While ITIL v3 (2011 Edition) is comprised of 26 ITSM processes and four functions (and 2019’s ITIL 4 has a total of 34 management practices), manyorganizations have adopted only a handful of the ITIL v3 processes. With this in line with the ITIL philosophy of “adopt and adapt” – whereby organizations should employ only what they need and tailor it to their specific business needs.
Five of the top ITIL/ITSM process adoption levels, for those organizations that employ ITIL, can be approximated as follows:
It’s presently too early to see how these approximated adoption levels will change with the release of ITIL 4.
Some Example ITSM Roles
Generic ITSM roles
This is normally guided by ITIL which has traditionally offered up four generic ITSM roles:
How ITIL 4’s move from process focus to Practice focus will impact these generic roles, but for now most IT organizations that have adopted ITIL will reflect them – at least in some way – in their definition of ITSM roles.
These generic roles are not necessarily related to specific job titles, with the ITIL-adopting organization selecting suitable job titlesbased on their existing employee management policies. Plus, roles don’t necessarily map directly to employee headcount, and a single employee can hold more than one role.

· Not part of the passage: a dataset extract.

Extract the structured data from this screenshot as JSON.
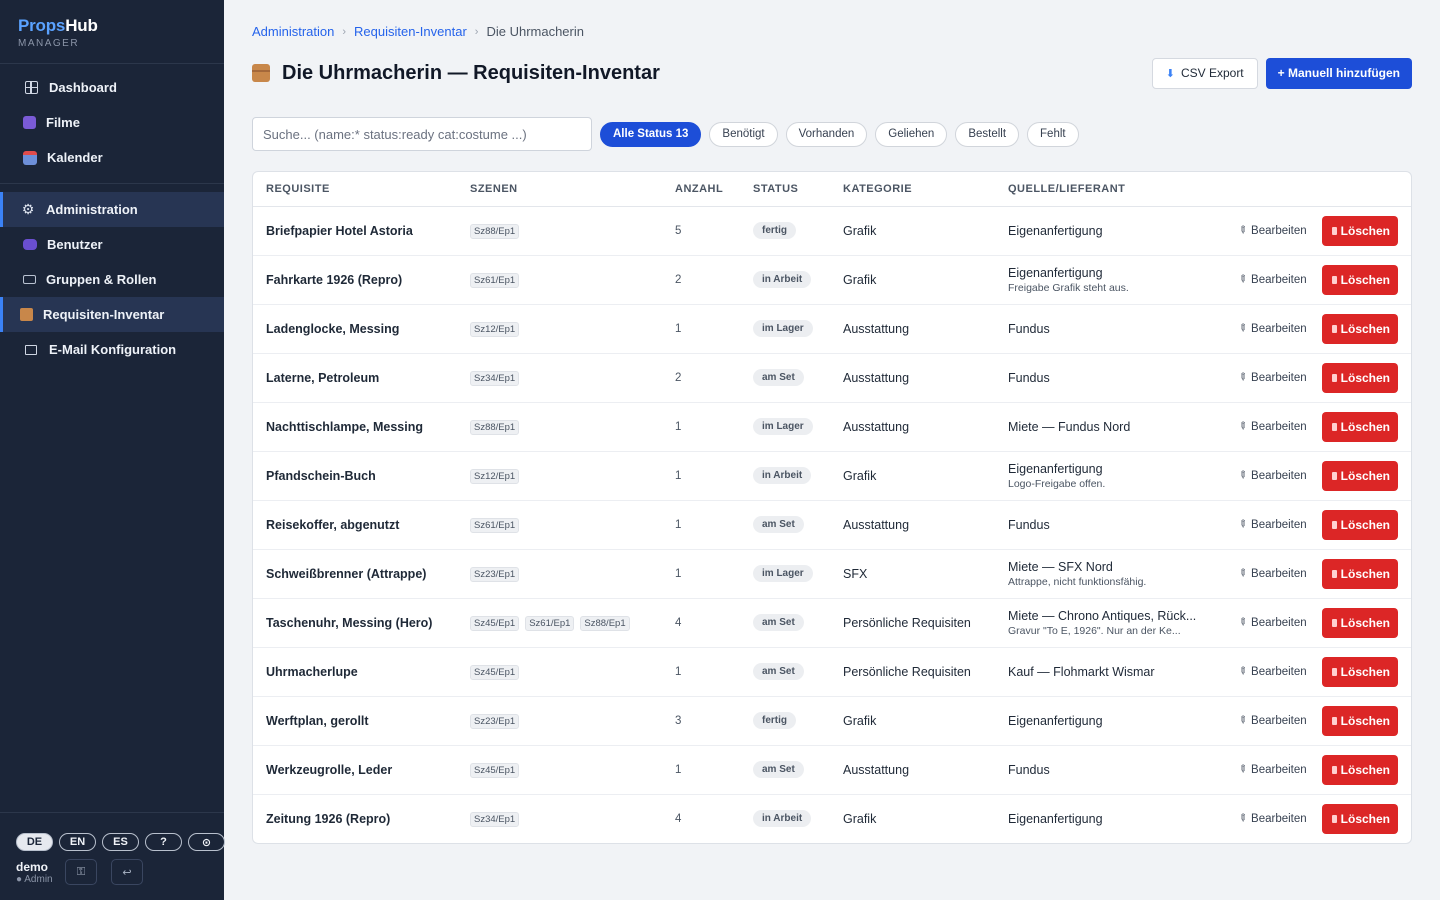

Specific examples of the above are:
There are more examples provided in the table below.
Examples of Process/Practice Specific ITSM roles
Each ITSM capability (or process or practice) has its own specific role:
|ITIL v3 Process
|ITIL 4 Practice||Example ITSM Roles (taken from ITIL v3)|
|IT Service Desk (function)||Service desk||Service Desk Manager
Service Desk Supervisor
Service Desk Analyst
|Problem management||Problem management||Problem Manager
Problem Management Team Member (varying titles)
|Change management||Change control||Change Manager|
|Availability management||Availability management||Availability Manager|
|Capacity management||Capacity and performance management||Capacity Manager|
|Service level management||Service level management||Service Level Manager|
|Service asset and configuration management||Service configuration management||Configuration Manager
|Financial management for IT||Service financial management||Financial Manager
Commonly Available ITSM Tool Capabilities
ITSM tools vary in terms of which capabilities they include for customers, with it too early for such tools to have incorporated the new ITIL practice name changes and additions. Thus, using ITIL v3 process nomenclature, the commonly available ITSM tool capabilities include (from an ITIL process/practice perspective):
With other important non-process-based capabilities such as:
Reporting and analytics